Music identifies who we are and is a means to being accepted, nurturing a sense of belonging and a method of self-expression.

But if you’re someone who doesn’t see the lines between music genres and thinks of music as part of your individuality, allowing yourself to be a free thinker, then you are way ahead of the curve (you trailblazer you).

An artist who fully embraces this music philosophy is Ecca Vandal. Hailing from Melbourne, Ecca is making strident steps in the music industry. Rather than fitting into any boxes, she is creating her own lane as an artist; open-minded and incredibly passionate about the music she makes.

A few weeks ago it was announced that Ecca was going on a national tour to support her debut album, finally getting a release on 20 October via Dew Process. This self-titled record showcases her artistry to full effect and her need to express herself with different musical colours and styles.

The first half of the album is all about Ecca validating her rock credentials, and she does this with tenacity.

Compositions such as Your Way; Broke Days, Party Nights; Price Of Living and Closing Ceremony will satisfy music fans who love to mosh pit or just like their music with a lot of balls and attitude.

Price Of Living addresses the cruel treatment of refugees stuck in detention centres, and features Dennis Lyxzen from Swedish hardcore punk outfit Refused, and Jason Aalon Butler from Los Angeles alternative rock band Letlive, both screaming out their lungs in the chorus along with Ecca’s manic vocals. For a debut album, she’s already bringing some high profile guests and it already shows that her music has the power to attract the influential friends she makes along in her travels.

Future Heroine is a composition that stands out immediately with its infectious industrial beat and pop sensibility; it’s the official single of the album and deals with relationship anxieties as Ecca declares on the chorus: “Woah / Slow down / I won’t be your future fairy tale.”

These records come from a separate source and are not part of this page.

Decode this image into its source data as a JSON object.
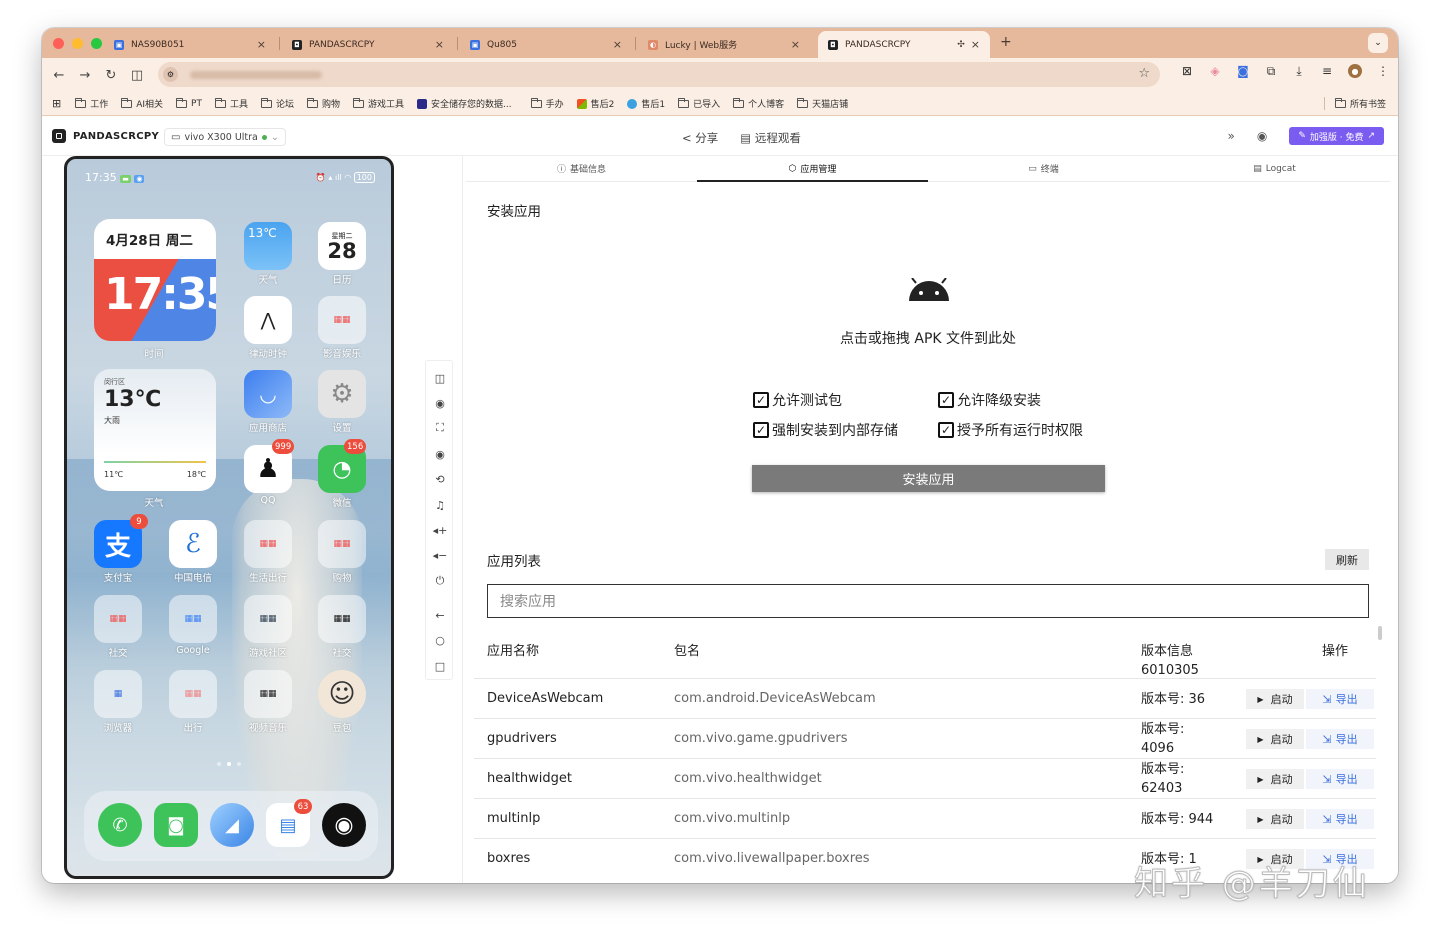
{
  "browser": {
    "tabs": [
      {
        "label": "NAS90B051",
        "fav_color": "#3a6fe0",
        "active": false
      },
      {
        "label": "PANDASCRCPY",
        "fav_color": "#222222",
        "active": false
      },
      {
        "label": "Qu805",
        "fav_color": "#3a6fe0",
        "active": false
      },
      {
        "label": "Lucky | Web服务",
        "fav_color": "#e05a3a",
        "active": false
      },
      {
        "label": "PANDASCRCPY",
        "fav_color": "#222222",
        "active": true
      }
    ],
    "bookmarks": [
      {
        "label": "工作",
        "type": "folder"
      },
      {
        "label": "AI相关",
        "type": "folder"
      },
      {
        "label": "PT",
        "type": "folder"
      },
      {
        "label": "工具",
        "type": "folder"
      },
      {
        "label": "论坛",
        "type": "folder"
      },
      {
        "label": "购物",
        "type": "folder"
      },
      {
        "label": "游戏工具",
        "type": "folder"
      },
      {
        "label": "安全储存您的数据...",
        "type": "site",
        "color": "#2a2a8a"
      },
      {
        "label": "手办",
        "type": "folder"
      },
      {
        "label": "售后2",
        "type": "site",
        "color": "#f2a000"
      },
      {
        "label": "售后1",
        "type": "site",
        "color": "#3aa0e0"
      },
      {
        "label": "已导入",
        "type": "folder"
      },
      {
        "label": "个人博客",
        "type": "folder"
      },
      {
        "label": "天猫店铺",
        "type": "folder"
      }
    ],
    "all_bookmarks": "所有书签"
  },
  "app": {
    "brand": "PANDASCRCPY",
    "device": "vivo X300 Ultra",
    "share": "分享",
    "remote": "远程观看",
    "plus_label": "加强版 · 免费"
  },
  "phone": {
    "time": "17:35",
    "battery": "100",
    "date": "4月28日 周二",
    "clock": "17:35",
    "clock_label": "时间",
    "weather_small": "13℃",
    "weather_label": "天气",
    "cal_day": "28",
    "cal_week": "星期二",
    "cal_label": "日历",
    "clock_app": "律动时钟",
    "video_folder": "影音娱乐",
    "w_location": "闵行区",
    "w_temp": "13℃",
    "w_cond": "大雨",
    "w_low": "11℃",
    "w_high": "18℃",
    "w_label": "天气",
    "appstore": "应用商店",
    "settings": "设置",
    "qq": "QQ",
    "qq_badge": "999",
    "wechat": "微信",
    "wechat_badge": "156",
    "alipay": "支付宝",
    "alipay_badge": "9",
    "telecom": "中国电信",
    "life": "生活出行",
    "shop": "购物",
    "social": "社交",
    "google": "Google",
    "gamecom": "游戏社区",
    "social2": "社交",
    "browser": "浏览器",
    "travel": "出行",
    "vmusic": "视频音乐",
    "doubao": "豆包",
    "msg_badge": "63"
  },
  "panel": {
    "subtabs": [
      "基础信息",
      "应用管理",
      "终端",
      "Logcat"
    ],
    "install_title": "安装应用",
    "drop_text": "点击或拖拽 APK 文件到此处",
    "options": [
      "允许测试包",
      "允许降级安装",
      "强制安装到内部存储",
      "授予所有运行时权限"
    ],
    "install_btn": "安装应用",
    "list_title": "应用列表",
    "refresh": "刷新",
    "search_placeholder": "搜索应用",
    "col_name": "应用名称",
    "col_pkg": "包名",
    "col_ver": "版本信息",
    "col_op": "操作",
    "partial_ver": "6010305",
    "btn_start": "启动",
    "btn_export": "导出",
    "rows": [
      {
        "name": "DeviceAsWebcam",
        "pkg": "com.android.DeviceAsWebcam",
        "ver": "版本号: 36"
      },
      {
        "name": "gpudrivers",
        "pkg": "com.vivo.game.gpudrivers",
        "ver": "版本号:\n4096"
      },
      {
        "name": "healthwidget",
        "pkg": "com.vivo.healthwidget",
        "ver": "版本号:\n62403"
      },
      {
        "name": "multinlp",
        "pkg": "com.vivo.multinlp",
        "ver": "版本号: 944"
      },
      {
        "name": "boxres",
        "pkg": "com.vivo.livewallpaper.boxres",
        "ver": "版本号: 1"
      }
    ]
  },
  "watermark": "知乎 @羊刀仙"
}
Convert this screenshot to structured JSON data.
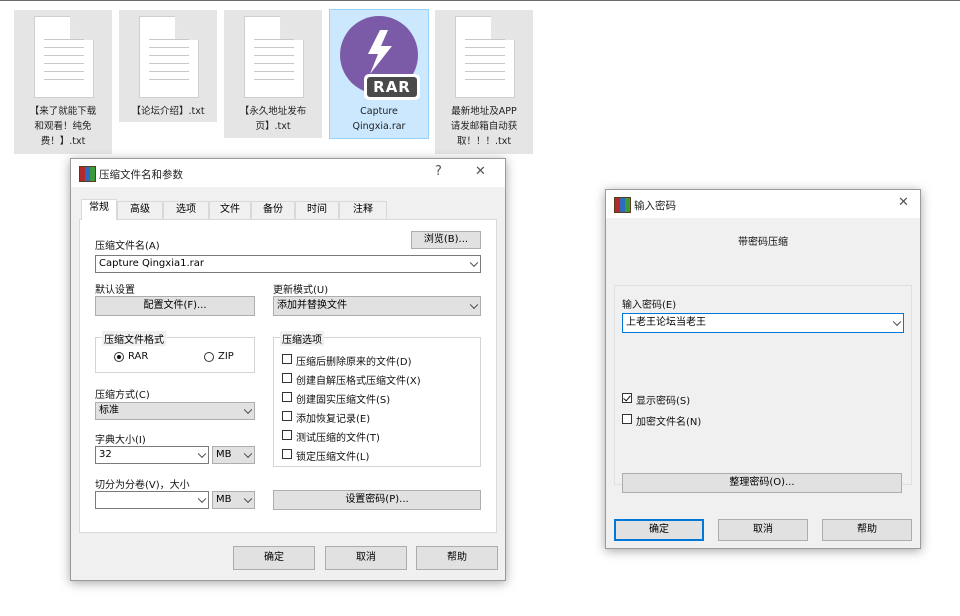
{
  "files": [
    {
      "label_lines": [
        "【来了就能下载",
        "和观看！纯免",
        "费！】.txt"
      ]
    },
    {
      "label_lines": [
        "【论坛介绍】.txt"
      ]
    },
    {
      "label_lines": [
        "【永久地址发布",
        "页】.txt"
      ]
    },
    {
      "label_lines": [
        "Capture",
        "Qingxia.rar"
      ],
      "badge": "RAR",
      "selected": true
    },
    {
      "label_lines": [
        "最新地址及APP",
        "请发邮箱自动获",
        "取！！！.txt"
      ]
    }
  ],
  "archive_dialog": {
    "title": "压缩文件名和参数",
    "help_glyph": "?",
    "close_glyph": "✕",
    "tabs": [
      "常规",
      "高级",
      "选项",
      "文件",
      "备份",
      "时间",
      "注释"
    ],
    "archive_name_label": "压缩文件名(A)",
    "browse_label": "浏览(B)...",
    "archive_name_value": "Capture Qingxia1.rar",
    "default_settings_label": "默认设置",
    "profiles_label": "配置文件(F)...",
    "update_mode_label": "更新模式(U)",
    "update_mode_value": "添加并替换文件",
    "format_group_title": "压缩文件格式",
    "format_rar": "RAR",
    "format_zip": "ZIP",
    "options_group_title": "压缩选项",
    "options": [
      {
        "label": "压缩后删除原来的文件(D)",
        "checked": false
      },
      {
        "label": "创建自解压格式压缩文件(X)",
        "checked": false
      },
      {
        "label": "创建固实压缩文件(S)",
        "checked": false
      },
      {
        "label": "添加恢复记录(E)",
        "checked": false
      },
      {
        "label": "测试压缩的文件(T)",
        "checked": false
      },
      {
        "label": "锁定压缩文件(L)",
        "checked": false
      }
    ],
    "method_label": "压缩方式(C)",
    "method_value": "标准",
    "dict_label": "字典大小(I)",
    "dict_value": "32",
    "dict_unit": "MB",
    "split_label": "切分为分卷(V)，大小",
    "split_value": "",
    "split_unit": "MB",
    "set_password_label": "设置密码(P)...",
    "ok_label": "确定",
    "cancel_label": "取消",
    "help_label": "帮助"
  },
  "password_dialog": {
    "title": "输入密码",
    "close_glyph": "✕",
    "heading": "带密码压缩",
    "enter_password_label": "输入密码(E)",
    "password_value": "上老王论坛当老王",
    "show_password_label": "显示密码(S)",
    "show_password_checked": true,
    "encrypt_names_label": "加密文件名(N)",
    "encrypt_names_checked": false,
    "organize_label": "整理密码(O)...",
    "ok_label": "确定",
    "cancel_label": "取消",
    "help_label": "帮助"
  }
}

The second half of the album brings out Ecca’s hip hop, soul and electronic influences, on compositions such as Cassettes, Lies & Videotapes, a dirty dancehall affair with an incredible groove, the music commanding you to get down and shake. Your Orbit is a tribute to the classic golden era of hip hop and features prodigy MC Sampa The Great. This collaboration is the pinnacle of two female artists who are on the top of their game and have earned true respect from music fans and critics.

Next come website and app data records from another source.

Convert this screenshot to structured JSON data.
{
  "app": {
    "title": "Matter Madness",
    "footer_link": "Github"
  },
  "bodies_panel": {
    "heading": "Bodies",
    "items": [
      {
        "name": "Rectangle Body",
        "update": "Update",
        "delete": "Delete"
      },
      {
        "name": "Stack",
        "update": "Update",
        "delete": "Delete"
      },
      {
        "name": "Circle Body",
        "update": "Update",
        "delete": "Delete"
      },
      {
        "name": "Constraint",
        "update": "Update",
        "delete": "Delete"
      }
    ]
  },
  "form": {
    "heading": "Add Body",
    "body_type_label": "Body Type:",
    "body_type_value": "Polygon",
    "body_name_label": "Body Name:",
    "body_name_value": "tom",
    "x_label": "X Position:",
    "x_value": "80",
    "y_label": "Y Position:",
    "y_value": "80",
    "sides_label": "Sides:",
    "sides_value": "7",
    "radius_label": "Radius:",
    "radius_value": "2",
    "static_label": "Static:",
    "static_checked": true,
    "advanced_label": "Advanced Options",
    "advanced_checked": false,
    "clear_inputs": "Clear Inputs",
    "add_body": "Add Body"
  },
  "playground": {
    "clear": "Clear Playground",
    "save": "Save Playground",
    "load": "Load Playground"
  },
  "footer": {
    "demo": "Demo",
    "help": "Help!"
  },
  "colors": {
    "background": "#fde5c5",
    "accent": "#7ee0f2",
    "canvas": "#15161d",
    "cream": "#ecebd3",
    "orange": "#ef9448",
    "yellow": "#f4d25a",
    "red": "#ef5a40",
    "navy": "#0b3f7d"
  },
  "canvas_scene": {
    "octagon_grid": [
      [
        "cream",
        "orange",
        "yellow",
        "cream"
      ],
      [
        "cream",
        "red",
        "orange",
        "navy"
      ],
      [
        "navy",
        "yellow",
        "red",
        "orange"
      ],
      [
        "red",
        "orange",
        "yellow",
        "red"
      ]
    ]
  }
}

Other stand out tracks are Dead Wait , a song about ending a relationship and cutting ties featuring production from Sydney DJ Moonbase, and Cold Of The World is a love song with a melancholic synth melody that sounds like a Radiohead composition. The album ends with Bad Habit returning to the rock edginess where the album started thus going full circle.

This is a debut album offering a 21st-century outlook on music and reflects an age when listeners are exposed to more music than ever before. Ecca Vandal has realised this and is using it to her strength. It is music without limits, and makes a lot of its contemporaries sound boring and safe.

I’m sure this is just the start of her unfolding musical journey, come what may she’s already brought to the table an album that simply can’t be ignored; it’s a car bomb exploding into the commercially-saturated and disposable modern day music scene.


Released: 20 October, 2017 via Dew Process